Forever looking for ways to continue pushing himself as an artist and visionary, The Kite String Tangle’s Danny Harley has stepped into a new light in an exciting collaboration with the Australasian Dance Collective. Aftermath is an exciting fusion of music and dance that sees these two creative entities coming together to create a grungy yet beautiful dystopian world that pushes the boundaries of anything Harley has done before.
The show will be playing exclusively at Brisbane Powerhouse from Thursday February 11 to Sunday February 14, and promises to leave you impressed, surprised, and internally processing the messages of the show. Following a lead up of things to an “event” and the aftermath of it, the narrative is one that the the viewer will have to succumb to and allow themselves to be guided the way that their mind interprets it.
Danny Harley has jumped on board to curate and perform the very important soundtrack live that guides the audience through the narrative without the use of dialogue. The instrumental production is dark, moody, electronic, ambient, and ethereal. He’s been working on the shows sonical production while watching rehearsals of the cast led by choreographers Jack Lister and Amy Hollingsworth which has seen the intricate details continually shifting and evolving.
I recently chatted to Danny Harley about stepping into this creative role for Aftermath, the adaption and separation process from his work with The Kite String Tangle, and how he wants the music from the show to feel and invoke. Check it out BELOW;
THOMAS BLEACH: Aftermath follows the story of a lead up of things to an “event” and the aftermath of it. So what are you hoping people will take away the most from watching this show?
DANNY HARLEY: More than anything I hope they walk away with a few ideas of what it could possibly have meant. I like that there are different ways to interpret the show, and we hope it’s the kind of thing you could watch twice and notice different layers.

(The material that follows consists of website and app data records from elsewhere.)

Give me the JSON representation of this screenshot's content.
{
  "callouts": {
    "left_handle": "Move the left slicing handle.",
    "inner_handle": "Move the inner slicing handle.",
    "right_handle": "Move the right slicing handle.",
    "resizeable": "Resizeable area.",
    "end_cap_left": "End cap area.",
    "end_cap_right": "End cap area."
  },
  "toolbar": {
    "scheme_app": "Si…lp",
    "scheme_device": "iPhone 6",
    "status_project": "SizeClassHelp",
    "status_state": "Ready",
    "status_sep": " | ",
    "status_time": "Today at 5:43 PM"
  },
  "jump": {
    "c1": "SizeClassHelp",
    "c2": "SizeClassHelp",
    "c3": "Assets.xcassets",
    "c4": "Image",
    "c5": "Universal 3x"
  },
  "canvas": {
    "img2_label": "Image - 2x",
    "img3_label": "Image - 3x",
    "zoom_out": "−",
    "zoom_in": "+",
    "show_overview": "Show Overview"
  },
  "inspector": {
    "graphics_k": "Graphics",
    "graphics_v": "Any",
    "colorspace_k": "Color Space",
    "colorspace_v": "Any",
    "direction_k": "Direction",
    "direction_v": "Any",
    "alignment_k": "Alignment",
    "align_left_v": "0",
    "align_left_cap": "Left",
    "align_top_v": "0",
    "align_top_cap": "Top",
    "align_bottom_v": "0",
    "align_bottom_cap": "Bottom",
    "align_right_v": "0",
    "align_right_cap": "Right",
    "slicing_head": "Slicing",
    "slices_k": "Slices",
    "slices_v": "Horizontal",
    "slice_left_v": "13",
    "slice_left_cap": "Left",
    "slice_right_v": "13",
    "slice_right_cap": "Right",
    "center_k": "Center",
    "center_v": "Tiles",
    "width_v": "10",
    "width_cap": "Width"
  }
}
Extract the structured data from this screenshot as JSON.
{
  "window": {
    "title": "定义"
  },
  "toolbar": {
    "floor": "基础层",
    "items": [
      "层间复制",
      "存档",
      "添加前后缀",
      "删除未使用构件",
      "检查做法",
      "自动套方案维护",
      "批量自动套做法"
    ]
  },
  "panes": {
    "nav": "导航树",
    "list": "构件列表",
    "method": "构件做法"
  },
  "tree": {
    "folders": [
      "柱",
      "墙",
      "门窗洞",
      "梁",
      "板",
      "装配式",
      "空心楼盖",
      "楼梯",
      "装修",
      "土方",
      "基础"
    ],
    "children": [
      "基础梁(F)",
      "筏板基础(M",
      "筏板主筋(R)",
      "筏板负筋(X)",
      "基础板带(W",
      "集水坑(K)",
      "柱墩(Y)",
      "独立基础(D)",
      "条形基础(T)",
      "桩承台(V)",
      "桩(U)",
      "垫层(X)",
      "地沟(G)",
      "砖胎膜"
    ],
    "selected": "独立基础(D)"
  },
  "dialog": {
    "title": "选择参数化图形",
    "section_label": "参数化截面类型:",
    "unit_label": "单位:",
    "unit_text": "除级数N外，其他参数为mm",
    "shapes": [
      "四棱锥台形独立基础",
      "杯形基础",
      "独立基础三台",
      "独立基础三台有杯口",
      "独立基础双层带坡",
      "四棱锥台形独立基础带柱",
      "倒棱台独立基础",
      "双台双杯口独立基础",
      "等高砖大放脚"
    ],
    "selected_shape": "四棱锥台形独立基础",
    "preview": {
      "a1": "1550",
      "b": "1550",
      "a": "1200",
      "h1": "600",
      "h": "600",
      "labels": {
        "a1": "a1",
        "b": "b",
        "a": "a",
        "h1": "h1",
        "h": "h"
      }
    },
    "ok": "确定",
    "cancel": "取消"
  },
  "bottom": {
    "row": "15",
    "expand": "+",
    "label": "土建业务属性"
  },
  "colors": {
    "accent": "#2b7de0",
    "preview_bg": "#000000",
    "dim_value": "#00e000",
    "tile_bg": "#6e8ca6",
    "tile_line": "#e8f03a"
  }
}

TB: This show is really built upon interpretation. Would you say that you’ve always approached your artistry to be open to interpretation. Or have you really outlined the music for TKST to be explicitly focused on a particular emotion or feeling?
DH: My stuff with The Kite String Tangle is generally a bit more concise and usually informed by the feeling of the music. It tends to deal with human emotion and relationships almost exclusively. This piece is more esoteric, layered and left of field which has been really fun. You have to tell the story without words, which is something I’ve never had to do before.
TB: You’ve done some huge live shows in the past that have been quite visually charged. So what in particular really interested you in building this new sonical world through this show?
DH: The sonics of the show really excited me to create because I’ve always been into ambient music and have never really had a place to showcase it. Same thing with the more energetic techno moments of the show because I’d just finished a residency in Berlin and really wanted to create some music influenced by that time, and so when this came up it seemed like the perfect juncture.
TB: Collaborating with the Australasian Dance Collective for the visual component of the show, you’ve been sitting in rehearsals and building the sonical production around watching them. So how drastically has your thought process changed with your original expectations of what this show would/could sonically be?
DH: This show was a case of three minds all meeting at the perfect time in life with very similar influences and goals. As soon as I met with the choreographers, Jack Lister and Amy Hollingsworth, to start chatting about the possibility of doing this show, we were all throwing around the same references and ideas and visions. So it was really natural and to be honest, it’s one of the few things I’ve worked on in which my original expectations and vision haven’t changed a great deal from what has eventuated.
Photos by David Kelly
TB: Not being from the world of dance yourself, what has been the biggest misconception you’ve learnt about the art form of dance from working on this show?
DH: I suppose some dancers can be typecast into being tied to more traditional styles. This is far from the truth, especially this crew.
TB: How would you describe the show’s soundtrack and the feel you’ve created?
DH: It’s a dynamic journey that will hopefully make you feel a range of complex emotions and sometimes make you want to dance in your seat. It’s often dark and sometimes beautiful. It builds and breaks.
TB: Having dived into this project after putting ‘C()D3X’ out last year, what has been the biggest artistic challenge you’ve overcome?
DH: I think I was able to use a lot of frustrated creative energy on this project given I had just put out the ‘C()D3X’ album before we immediately were locked down for a year. So I was able to shift focus to this project, which was really nice actually.
TB: From working on Aftermath, how do you think this has impacted how you will approach your future music and live shows for The Kite String Tangle?
DH: The show takes a lot of chances and never underestimates the audience, and I hope to incorporate some of that ethos into my writing for TKST in the future.
‘Aftermath’ is playing at Brisbane Powerhouse from February 11 – 14. For all ticketing details visit HERE